%%

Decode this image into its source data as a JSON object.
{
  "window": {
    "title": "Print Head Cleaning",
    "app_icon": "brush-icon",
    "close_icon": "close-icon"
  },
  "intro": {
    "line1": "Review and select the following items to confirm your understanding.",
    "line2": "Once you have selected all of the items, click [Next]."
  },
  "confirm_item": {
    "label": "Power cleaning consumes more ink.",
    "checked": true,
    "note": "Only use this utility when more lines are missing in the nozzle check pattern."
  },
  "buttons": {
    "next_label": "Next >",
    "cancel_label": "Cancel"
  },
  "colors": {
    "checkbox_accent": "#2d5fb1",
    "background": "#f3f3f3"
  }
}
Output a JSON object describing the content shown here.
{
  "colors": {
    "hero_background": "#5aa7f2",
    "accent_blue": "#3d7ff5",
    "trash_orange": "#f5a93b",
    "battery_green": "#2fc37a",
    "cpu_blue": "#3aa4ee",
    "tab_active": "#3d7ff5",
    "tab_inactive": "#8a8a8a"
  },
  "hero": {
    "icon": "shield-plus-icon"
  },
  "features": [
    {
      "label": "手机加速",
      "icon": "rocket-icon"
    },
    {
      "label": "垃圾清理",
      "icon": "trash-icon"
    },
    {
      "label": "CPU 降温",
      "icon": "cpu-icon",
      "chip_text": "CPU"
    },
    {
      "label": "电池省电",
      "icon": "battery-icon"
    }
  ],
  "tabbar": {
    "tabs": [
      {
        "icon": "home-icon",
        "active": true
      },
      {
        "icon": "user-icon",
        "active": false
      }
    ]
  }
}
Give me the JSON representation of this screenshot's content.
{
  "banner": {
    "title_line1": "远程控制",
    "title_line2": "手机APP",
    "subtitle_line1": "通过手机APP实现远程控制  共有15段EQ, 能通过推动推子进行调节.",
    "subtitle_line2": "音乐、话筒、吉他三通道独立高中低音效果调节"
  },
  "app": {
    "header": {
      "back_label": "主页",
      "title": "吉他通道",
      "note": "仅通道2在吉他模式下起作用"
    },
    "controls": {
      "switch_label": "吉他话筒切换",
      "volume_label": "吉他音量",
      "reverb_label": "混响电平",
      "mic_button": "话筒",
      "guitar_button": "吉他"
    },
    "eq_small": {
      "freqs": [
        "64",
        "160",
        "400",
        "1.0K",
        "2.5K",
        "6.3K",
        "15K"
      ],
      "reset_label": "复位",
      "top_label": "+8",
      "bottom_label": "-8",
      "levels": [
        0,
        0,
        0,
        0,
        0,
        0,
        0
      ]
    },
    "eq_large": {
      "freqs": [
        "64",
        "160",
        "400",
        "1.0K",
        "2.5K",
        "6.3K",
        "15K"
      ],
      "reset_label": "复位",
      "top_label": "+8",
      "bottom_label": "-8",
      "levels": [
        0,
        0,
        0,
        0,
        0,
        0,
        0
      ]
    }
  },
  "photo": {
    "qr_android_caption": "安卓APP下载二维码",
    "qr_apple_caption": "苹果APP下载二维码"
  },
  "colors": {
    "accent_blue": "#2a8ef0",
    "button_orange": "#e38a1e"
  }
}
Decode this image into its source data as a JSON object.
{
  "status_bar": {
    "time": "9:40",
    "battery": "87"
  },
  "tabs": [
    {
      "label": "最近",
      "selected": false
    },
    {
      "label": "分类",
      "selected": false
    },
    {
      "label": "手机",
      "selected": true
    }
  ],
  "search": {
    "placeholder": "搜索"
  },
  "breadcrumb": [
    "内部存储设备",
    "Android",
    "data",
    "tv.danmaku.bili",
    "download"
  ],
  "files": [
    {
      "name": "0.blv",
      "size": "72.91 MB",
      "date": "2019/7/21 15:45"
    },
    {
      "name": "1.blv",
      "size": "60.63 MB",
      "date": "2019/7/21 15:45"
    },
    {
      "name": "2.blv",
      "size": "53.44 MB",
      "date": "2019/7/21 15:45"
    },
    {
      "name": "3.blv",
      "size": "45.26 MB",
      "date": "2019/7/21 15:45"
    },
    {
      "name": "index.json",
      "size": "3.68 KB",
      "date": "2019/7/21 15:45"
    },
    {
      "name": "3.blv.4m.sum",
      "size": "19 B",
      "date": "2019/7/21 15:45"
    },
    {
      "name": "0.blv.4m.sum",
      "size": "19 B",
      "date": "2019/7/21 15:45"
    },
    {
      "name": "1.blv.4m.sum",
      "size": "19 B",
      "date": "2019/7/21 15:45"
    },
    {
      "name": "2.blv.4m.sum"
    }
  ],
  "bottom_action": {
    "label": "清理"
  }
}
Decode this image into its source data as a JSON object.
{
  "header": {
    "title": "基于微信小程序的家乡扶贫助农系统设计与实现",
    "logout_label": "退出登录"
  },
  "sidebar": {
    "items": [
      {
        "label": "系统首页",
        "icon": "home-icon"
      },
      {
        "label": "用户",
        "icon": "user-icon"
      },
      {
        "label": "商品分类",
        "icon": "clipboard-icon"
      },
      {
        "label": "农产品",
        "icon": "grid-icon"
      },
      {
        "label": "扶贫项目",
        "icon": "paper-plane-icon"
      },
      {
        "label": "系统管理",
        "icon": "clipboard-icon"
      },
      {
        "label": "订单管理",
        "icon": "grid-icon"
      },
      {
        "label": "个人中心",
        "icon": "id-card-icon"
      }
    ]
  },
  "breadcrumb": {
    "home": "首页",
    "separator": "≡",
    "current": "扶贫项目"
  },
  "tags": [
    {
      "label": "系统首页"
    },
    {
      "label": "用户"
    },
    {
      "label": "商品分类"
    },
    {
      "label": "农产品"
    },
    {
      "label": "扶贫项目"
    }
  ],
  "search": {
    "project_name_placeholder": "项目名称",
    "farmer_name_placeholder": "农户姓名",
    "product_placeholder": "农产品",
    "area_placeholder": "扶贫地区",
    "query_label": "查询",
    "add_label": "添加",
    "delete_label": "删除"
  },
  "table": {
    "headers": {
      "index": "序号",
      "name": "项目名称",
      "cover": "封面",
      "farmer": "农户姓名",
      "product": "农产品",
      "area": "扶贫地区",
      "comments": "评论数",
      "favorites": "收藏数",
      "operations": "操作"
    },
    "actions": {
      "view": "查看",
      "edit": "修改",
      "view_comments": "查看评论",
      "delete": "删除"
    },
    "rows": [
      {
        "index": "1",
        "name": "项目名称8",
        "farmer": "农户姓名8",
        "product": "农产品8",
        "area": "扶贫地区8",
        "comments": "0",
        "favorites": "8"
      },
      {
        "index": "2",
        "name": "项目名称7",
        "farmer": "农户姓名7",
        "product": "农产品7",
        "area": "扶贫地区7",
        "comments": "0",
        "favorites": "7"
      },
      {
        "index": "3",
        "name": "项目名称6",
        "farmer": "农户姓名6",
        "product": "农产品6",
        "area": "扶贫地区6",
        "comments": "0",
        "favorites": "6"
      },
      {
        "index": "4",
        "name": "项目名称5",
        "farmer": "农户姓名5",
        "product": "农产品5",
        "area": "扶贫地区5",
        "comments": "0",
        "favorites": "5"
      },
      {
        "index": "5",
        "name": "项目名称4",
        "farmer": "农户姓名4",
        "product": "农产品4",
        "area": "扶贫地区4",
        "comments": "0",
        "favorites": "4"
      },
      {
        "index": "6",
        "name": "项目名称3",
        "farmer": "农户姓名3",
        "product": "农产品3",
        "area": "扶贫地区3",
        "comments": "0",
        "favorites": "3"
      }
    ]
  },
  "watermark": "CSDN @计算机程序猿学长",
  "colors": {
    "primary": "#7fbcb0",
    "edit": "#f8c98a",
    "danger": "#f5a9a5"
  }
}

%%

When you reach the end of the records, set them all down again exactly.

SOLUTION TO THIS TASK:
Decode this image into its source data as a JSON object.
{
  "window": {
    "title": "Print Head Cleaning",
    "app_icon": "brush-icon",
    "close_icon": "close-icon"
  },
  "intro": {
    "line1": "Review and select the following items to confirm your understanding.",
    "line2": "Once you have selected all of the items, click [Next]."
  },
  "confirm_item": {
    "label": "Power cleaning consumes more ink.",
    "checked": true,
    "note": "Only use this utility when more lines are missing in the nozzle check pattern."
  },
  "buttons": {
    "next_label": "Next >",
    "cancel_label": "Cancel"
  },
  "colors": {
    "checkbox_accent": "#2d5fb1",
    "background": "#f3f3f3"
  }
}
Output a JSON object describing the content shown here.
{
  "colors": {
    "hero_background": "#5aa7f2",
    "accent_blue": "#3d7ff5",
    "trash_orange": "#f5a93b",
    "battery_green": "#2fc37a",
    "cpu_blue": "#3aa4ee",
    "tab_active": "#3d7ff5",
    "tab_inactive": "#8a8a8a"
  },
  "hero": {
    "icon": "shield-plus-icon"
  },
  "features": [
    {
      "label": "手机加速",
      "icon": "rocket-icon"
    },
    {
      "label": "垃圾清理",
      "icon": "trash-icon"
    },
    {
      "label": "CPU 降温",
      "icon": "cpu-icon",
      "chip_text": "CPU"
    },
    {
      "label": "电池省电",
      "icon": "battery-icon"
    }
  ],
  "tabbar": {
    "tabs": [
      {
        "icon": "home-icon",
        "active": true
      },
      {
        "icon": "user-icon",
        "active": false
      }
    ]
  }
}
Give me the JSON representation of this screenshot's content.
{
  "banner": {
    "title_line1": "远程控制",
    "title_line2": "手机APP",
    "subtitle_line1": "通过手机APP实现远程控制  共有15段EQ, 能通过推动推子进行调节.",
    "subtitle_line2": "音乐、话筒、吉他三通道独立高中低音效果调节"
  },
  "app": {
    "header": {
      "back_label": "主页",
      "title": "吉他通道",
      "note": "仅通道2在吉他模式下起作用"
    },
    "controls": {
      "switch_label": "吉他话筒切换",
      "volume_label": "吉他音量",
      "reverb_label": "混响电平",
      "mic_button": "话筒",
      "guitar_button": "吉他"
    },
    "eq_small": {
      "freqs": [
        "64",
        "160",
        "400",
        "1.0K",
        "2.5K",
        "6.3K",
        "15K"
      ],
      "reset_label": "复位",
      "top_label": "+8",
      "bottom_label": "-8",
      "levels": [
        0,
        0,
        0,
        0,
        0,
        0,
        0
      ]
    },
    "eq_large": {
      "freqs": [
        "64",
        "160",
        "400",
        "1.0K",
        "2.5K",
        "6.3K",
        "15K"
      ],
      "reset_label": "复位",
      "top_label": "+8",
      "bottom_label": "-8",
      "levels": [
        0,
        0,
        0,
        0,
        0,
        0,
        0
      ]
    }
  },
  "photo": {
    "qr_android_caption": "安卓APP下载二维码",
    "qr_apple_caption": "苹果APP下载二维码"
  },
  "colors": {
    "accent_blue": "#2a8ef0",
    "button_orange": "#e38a1e"
  }
}
Decode this image into its source data as a JSON object.
{
  "status_bar": {
    "time": "9:40",
    "battery": "87"
  },
  "tabs": [
    {
      "label": "最近",
      "selected": false
    },
    {
      "label": "分类",
      "selected": false
    },
    {
      "label": "手机",
      "selected": true
    }
  ],
  "search": {
    "placeholder": "搜索"
  },
  "breadcrumb": [
    "内部存储设备",
    "Android",
    "data",
    "tv.danmaku.bili",
    "download"
  ],
  "files": [
    {
      "name": "0.blv",
      "size": "72.91 MB",
      "date": "2019/7/21 15:45"
    },
    {
      "name": "1.blv",
      "size": "60.63 MB",
      "date": "2019/7/21 15:45"
    },
    {
      "name": "2.blv",
      "size": "53.44 MB",
      "date": "2019/7/21 15:45"
    },
    {
      "name": "3.blv",
      "size": "45.26 MB",
      "date": "2019/7/21 15:45"
    },
    {
      "name": "index.json",
      "size": "3.68 KB",
      "date": "2019/7/21 15:45"
    },
    {
      "name": "3.blv.4m.sum",
      "size": "19 B",
      "date": "2019/7/21 15:45"
    },
    {
      "name": "0.blv.4m.sum",
      "size": "19 B",
      "date": "2019/7/21 15:45"
    },
    {
      "name": "1.blv.4m.sum",
      "size": "19 B",
      "date": "2019/7/21 15:45"
    },
    {
      "name": "2.blv.4m.sum"
    }
  ],
  "bottom_action": {
    "label": "清理"
  }
}
Decode this image into its source data as a JSON object.
{
  "header": {
    "title": "基于微信小程序的家乡扶贫助农系统设计与实现",
    "logout_label": "退出登录"
  },
  "sidebar": {
    "items": [
      {
        "label": "系统首页",
        "icon": "home-icon"
      },
      {
        "label": "用户",
        "icon": "user-icon"
      },
      {
        "label": "商品分类",
        "icon": "clipboard-icon"
      },
      {
        "label": "农产品",
        "icon": "grid-icon"
      },
      {
        "label": "扶贫项目",
        "icon": "paper-plane-icon"
      },
      {
        "label": "系统管理",
        "icon": "clipboard-icon"
      },
      {
        "label": "订单管理",
        "icon": "grid-icon"
      },
      {
        "label": "个人中心",
        "icon": "id-card-icon"
      }
    ]
  },
  "breadcrumb": {
    "home": "首页",
    "separator": "≡",
    "current": "扶贫项目"
  },
  "tags": [
    {
      "label": "系统首页"
    },
    {
      "label": "用户"
    },
    {
      "label": "商品分类"
    },
    {
      "label": "农产品"
    },
    {
      "label": "扶贫项目"
    }
  ],
  "search": {
    "project_name_placeholder": "项目名称",
    "farmer_name_placeholder": "农户姓名",
    "product_placeholder": "农产品",
    "area_placeholder": "扶贫地区",
    "query_label": "查询",
    "add_label": "添加",
    "delete_label": "删除"
  },
  "table": {
    "headers": {
      "index": "序号",
      "name": "项目名称",
      "cover": "封面",
      "farmer": "农户姓名",
      "product": "农产品",
      "area": "扶贫地区",
      "comments": "评论数",
      "favorites": "收藏数",
      "operations": "操作"
    },
    "actions": {
      "view": "查看",
      "edit": "修改",
      "view_comments": "查看评论",
      "delete": "删除"
    },
    "rows": [
      {
        "index": "1",
        "name": "项目名称8",
        "farmer": "农户姓名8",
        "product": "农产品8",
        "area": "扶贫地区8",
        "comments": "0",
        "favorites": "8"
      },
      {
        "index": "2",
        "name": "项目名称7",
        "farmer": "农户姓名7",
        "product": "农产品7",
        "area": "扶贫地区7",
        "comments": "0",
        "favorites": "7"
      },
      {
        "index": "3",
        "name": "项目名称6",
        "farmer": "农户姓名6",
        "product": "农产品6",
        "area": "扶贫地区6",
        "comments": "0",
        "favorites": "6"
      },
      {
        "index": "4",
        "name": "项目名称5",
        "farmer": "农户姓名5",
        "product": "农产品5",
        "area": "扶贫地区5",
        "comments": "0",
        "favorites": "5"
      },
      {
        "index": "5",
        "name": "项目名称4",
        "farmer": "农户姓名4",
        "product": "农产品4",
        "area": "扶贫地区4",
        "comments": "0",
        "favorites": "4"
      },
      {
        "index": "6",
        "name": "项目名称3",
        "farmer": "农户姓名3",
        "product": "农产品3",
        "area": "扶贫地区3",
        "comments": "0",
        "favorites": "3"
      }
    ]
  },
  "watermark": "CSDN @计算机程序猿学长",
  "colors": {
    "primary": "#7fbcb0",
    "edit": "#f8c98a",
    "danger": "#f5a9a5"
  }
}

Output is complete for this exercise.